On December 7, Hardin County Sheriff Miles D. Jordan, Sr., Deputy Sheriff Ralph B. Chance, Jefferson County Sheriff W.W. “Bill” Richardson and Deputy Sheriff Homer French headed to Voth and discovered Gregory at the described church, apparently concealed in the belfry. When they asked him to come down he refused and “flourished” a pistol (not a shotgun, the weapon the black suspect was reported carrying near the crime scene). Deputy Chance subsequently felled Gregory with a shotgun blast, the buckshot tearing into Gregory’s face and neck and rendering him unconscious.

Sheriff Jordan et al took custody of Gregory and immediately transported him to a Beaumont hospital. He was in critical condition and received emergency treatment, but the doctors indicated that he probably wouldn’t survive until morning. 

The story gets even worse from there, and I'll leave it to you to finish.  Here's the author's last few paragraphs, which are worth considering in this new era we're heading into.

It is important to recall this history because folks that look like me—white folks—got away with it. Folks who burned dozens of black men at the stake. Folks who committed racial expulsions and perpetrated wholesale massacres.

Today, we approve of voter suppression and summary execution and elect governors who hunt at places with names like Niggerhead Ranch. We have the upper hand and we maintain it assiduously. We feel it’s our birthright. And as our privilege and pseudo-superiority are increasingly questioned and challenged, we claim we’re being put upon, or wrongfully vilified. We consider criticism of our entitlement an act of subversion and sedition.

White fragility has its roots in white monstrosity.
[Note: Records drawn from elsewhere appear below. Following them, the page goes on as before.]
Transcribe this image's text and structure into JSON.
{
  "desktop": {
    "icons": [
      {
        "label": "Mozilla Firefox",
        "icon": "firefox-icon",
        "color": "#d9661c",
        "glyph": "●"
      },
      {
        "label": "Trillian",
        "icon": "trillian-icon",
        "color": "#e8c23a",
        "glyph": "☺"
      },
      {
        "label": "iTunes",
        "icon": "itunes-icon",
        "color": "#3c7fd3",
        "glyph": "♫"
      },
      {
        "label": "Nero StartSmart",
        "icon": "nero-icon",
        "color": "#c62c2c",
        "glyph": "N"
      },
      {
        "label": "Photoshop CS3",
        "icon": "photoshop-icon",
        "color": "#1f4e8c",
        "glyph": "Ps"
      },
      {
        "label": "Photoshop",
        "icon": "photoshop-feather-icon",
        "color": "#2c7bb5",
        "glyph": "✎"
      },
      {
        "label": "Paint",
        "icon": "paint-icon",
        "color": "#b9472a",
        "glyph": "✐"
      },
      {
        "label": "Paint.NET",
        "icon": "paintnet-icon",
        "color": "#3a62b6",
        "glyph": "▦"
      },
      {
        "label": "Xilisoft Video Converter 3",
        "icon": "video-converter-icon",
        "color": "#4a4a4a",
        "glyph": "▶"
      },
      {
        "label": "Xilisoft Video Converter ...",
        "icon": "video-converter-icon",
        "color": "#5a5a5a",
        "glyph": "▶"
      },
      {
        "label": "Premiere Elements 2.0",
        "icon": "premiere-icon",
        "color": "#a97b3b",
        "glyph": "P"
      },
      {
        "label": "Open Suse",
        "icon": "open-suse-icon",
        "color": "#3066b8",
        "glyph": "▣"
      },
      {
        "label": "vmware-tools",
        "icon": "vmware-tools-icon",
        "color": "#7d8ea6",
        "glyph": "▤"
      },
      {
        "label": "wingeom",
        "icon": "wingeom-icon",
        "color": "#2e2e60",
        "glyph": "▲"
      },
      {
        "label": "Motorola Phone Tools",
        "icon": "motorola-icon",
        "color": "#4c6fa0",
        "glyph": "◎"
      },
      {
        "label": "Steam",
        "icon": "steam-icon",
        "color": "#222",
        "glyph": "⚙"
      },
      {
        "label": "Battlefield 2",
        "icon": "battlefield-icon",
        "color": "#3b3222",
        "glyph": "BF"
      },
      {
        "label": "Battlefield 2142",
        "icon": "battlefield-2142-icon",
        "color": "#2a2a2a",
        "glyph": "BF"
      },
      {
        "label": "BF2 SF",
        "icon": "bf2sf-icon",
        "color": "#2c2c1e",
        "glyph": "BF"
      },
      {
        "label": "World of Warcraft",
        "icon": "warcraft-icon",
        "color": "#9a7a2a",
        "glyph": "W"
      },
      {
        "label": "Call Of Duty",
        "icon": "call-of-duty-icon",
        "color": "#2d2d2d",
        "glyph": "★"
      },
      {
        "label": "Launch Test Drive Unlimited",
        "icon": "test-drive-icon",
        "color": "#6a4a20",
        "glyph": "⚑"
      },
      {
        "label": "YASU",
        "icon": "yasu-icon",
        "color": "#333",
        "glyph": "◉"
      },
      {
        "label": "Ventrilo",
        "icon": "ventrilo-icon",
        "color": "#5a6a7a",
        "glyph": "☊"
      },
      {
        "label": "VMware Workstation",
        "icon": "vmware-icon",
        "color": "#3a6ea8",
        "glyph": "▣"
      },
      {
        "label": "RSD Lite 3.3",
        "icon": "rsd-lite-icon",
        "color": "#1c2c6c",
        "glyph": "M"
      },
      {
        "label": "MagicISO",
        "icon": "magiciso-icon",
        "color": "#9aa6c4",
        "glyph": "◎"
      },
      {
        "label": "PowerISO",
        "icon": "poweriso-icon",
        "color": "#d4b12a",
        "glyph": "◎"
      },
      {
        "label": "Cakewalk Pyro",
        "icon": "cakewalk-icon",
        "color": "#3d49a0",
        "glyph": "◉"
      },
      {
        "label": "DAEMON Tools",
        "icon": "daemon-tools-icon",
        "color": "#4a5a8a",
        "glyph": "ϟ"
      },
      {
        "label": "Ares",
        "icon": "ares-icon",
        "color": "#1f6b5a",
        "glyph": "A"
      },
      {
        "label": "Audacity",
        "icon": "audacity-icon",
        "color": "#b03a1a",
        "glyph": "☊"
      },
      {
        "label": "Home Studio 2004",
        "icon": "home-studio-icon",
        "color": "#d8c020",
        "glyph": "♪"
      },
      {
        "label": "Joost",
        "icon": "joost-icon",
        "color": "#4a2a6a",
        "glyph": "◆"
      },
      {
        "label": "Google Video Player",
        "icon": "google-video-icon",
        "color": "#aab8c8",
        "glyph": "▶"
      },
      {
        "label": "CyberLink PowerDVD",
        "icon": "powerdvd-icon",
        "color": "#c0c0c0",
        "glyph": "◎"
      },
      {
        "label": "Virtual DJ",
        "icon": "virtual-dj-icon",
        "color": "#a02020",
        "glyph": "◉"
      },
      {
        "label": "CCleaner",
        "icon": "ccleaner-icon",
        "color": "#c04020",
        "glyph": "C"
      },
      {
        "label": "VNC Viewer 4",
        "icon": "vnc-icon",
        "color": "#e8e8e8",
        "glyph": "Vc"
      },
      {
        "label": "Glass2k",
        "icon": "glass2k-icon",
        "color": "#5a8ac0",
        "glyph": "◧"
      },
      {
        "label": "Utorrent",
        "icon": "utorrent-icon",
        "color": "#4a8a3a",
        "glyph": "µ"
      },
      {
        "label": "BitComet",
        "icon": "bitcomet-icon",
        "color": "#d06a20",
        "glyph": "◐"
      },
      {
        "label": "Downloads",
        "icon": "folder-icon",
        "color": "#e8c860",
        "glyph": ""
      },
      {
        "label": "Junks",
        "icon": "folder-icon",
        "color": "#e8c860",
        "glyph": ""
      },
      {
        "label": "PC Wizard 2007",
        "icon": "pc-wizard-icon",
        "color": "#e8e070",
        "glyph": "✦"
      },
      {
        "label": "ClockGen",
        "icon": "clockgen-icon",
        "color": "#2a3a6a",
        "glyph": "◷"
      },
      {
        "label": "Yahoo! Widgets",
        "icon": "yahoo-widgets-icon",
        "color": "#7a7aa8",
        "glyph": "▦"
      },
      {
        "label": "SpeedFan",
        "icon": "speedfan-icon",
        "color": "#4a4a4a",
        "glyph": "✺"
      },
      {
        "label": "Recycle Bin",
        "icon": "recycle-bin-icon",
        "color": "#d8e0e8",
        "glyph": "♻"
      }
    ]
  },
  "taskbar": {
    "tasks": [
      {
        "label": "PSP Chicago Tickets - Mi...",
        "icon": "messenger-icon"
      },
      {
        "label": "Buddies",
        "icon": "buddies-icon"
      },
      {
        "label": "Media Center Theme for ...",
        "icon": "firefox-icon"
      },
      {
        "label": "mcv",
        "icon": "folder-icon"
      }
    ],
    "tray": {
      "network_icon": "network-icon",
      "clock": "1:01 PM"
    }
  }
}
And since we white folks have never had to acknowledge much less atone for our catalogue of inhumanities here in Texas—particularly involving persons of color—ignorance must prevail. We feel our entire way of life depends on it.

E.R. Bills isn't talking about himself or even me, but really ... he is.